Last year’s second place World Championship Barista from Mexico, Fabrizio Ramirez was giving one-on-one trainings on Dalla Corte’s new Evo2 espresso machines throughout the event, while several espresso machine manufacturers were serving up espresso and offering hands-on demos of their latest equipment—which included a disturbingly high number of touchscreen controlled machines.
There was also a lovely exhibit of Unic’s history of espresso machines. The French company who is based in Nice was also giving daily tours of their nearby factory—which I regret not being able to attend.
There was vintage type on Probats, red shoes on Stephen Leighton, Norwegian faces on Norwegians, porcelain cups on walls and the chance to freebase vaporized coffee.
Meanwhile, Tamper Tantrum kept the conversations interesting with lectures …
… men in coffee banter …
… and women in coffee banter …
… and former World Barista Champions flipping the bird.
All of this took place while some of the world’s best coffee professionals competed for the title of “World Champion” in latte art, cup tasting, coffee cocktails and coffee roasting. You can read more about the winners of each competition on Sprudge.
and of course there were the parties. Until next year, see you in Rimini!
Coffee Supreme, the New Zealand-based coffee roaster, won first prize in the non-alcoholic beverage category last week at the annual Dieline Package Design Awards. The company, which has five locations in New Zealand and one in Melbourne, received a brand makeover last year from the NZ-based design agency Hardhat that included the development of an engaging system of take-away cups for their stores.

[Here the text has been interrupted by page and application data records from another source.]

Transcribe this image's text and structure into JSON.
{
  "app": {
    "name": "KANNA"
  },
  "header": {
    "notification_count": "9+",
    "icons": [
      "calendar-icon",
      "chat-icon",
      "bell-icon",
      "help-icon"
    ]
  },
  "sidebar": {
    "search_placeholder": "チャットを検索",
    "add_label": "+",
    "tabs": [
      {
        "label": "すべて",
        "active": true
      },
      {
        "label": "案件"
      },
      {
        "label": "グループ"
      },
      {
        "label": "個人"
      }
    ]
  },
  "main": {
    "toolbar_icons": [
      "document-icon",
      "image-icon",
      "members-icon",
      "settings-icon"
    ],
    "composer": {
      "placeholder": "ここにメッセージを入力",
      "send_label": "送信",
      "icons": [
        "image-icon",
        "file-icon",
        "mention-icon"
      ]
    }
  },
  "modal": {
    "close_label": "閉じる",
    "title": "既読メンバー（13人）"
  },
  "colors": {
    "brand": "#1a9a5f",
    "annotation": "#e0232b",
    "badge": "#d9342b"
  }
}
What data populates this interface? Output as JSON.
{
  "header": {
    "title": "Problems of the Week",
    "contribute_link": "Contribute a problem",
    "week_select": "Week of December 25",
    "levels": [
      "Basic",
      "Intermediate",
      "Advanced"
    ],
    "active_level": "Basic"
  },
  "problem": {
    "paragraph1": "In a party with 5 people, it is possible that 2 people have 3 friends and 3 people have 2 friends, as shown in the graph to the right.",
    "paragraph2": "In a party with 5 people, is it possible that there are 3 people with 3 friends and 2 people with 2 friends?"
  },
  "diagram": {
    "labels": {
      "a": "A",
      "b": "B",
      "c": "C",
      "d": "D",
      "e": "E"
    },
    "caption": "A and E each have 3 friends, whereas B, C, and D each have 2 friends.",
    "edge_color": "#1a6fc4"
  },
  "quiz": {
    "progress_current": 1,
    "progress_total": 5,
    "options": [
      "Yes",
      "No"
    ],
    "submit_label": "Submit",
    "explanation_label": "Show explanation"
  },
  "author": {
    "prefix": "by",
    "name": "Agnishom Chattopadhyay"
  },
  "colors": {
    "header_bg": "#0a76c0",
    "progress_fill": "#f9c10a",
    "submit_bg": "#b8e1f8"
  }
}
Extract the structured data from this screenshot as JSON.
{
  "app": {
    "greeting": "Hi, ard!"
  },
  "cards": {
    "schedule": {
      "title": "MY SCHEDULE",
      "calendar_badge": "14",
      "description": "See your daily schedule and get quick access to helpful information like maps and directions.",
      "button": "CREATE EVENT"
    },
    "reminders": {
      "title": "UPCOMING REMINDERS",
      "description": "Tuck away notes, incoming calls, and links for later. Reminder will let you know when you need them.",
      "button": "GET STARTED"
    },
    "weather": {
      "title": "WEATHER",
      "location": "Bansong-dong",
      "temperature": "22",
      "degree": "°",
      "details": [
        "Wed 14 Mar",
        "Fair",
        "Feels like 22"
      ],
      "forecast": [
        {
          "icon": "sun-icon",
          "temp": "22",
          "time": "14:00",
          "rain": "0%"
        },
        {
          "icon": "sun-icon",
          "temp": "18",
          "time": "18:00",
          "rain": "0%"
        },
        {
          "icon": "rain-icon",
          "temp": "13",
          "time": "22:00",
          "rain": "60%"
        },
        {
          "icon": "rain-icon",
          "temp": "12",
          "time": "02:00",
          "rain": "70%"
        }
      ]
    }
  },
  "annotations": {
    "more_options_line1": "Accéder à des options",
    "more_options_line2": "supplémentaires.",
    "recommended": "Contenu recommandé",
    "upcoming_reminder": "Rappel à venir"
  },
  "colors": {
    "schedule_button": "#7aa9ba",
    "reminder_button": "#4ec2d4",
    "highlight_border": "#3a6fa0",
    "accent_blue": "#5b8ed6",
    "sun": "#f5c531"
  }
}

The new collection of cups include sixteen unique illustrations that are meant to capture the spirit and individuality of the company, referencing vintage etchings with a modern design approach. The system also includes three different cup colors to easily distinguish between different sizes—definitely a helpful feature for busy baristas.
In creating this collection of cups, each with their own characterful hand-drawn or painted illustration, we hoped to replace the somewhat thoughtless routine of buying a take-out coffee with a more unique and personal experience, encouraging you to take a moment to stop & reflect; to look at the detail and humor in the illustrations, to look forward to seeing which cup your coffee might arrive in, having a particular favorite.
Put simply, this was about re-connecting people with the great cup of coffee in their hands. -Hardhat Design
I’m not a supporter of paper cups, but these are quite lovely and definitely distinguishable. If only they weren’t meant to be thrown away after such a short life.
[via The Dieline]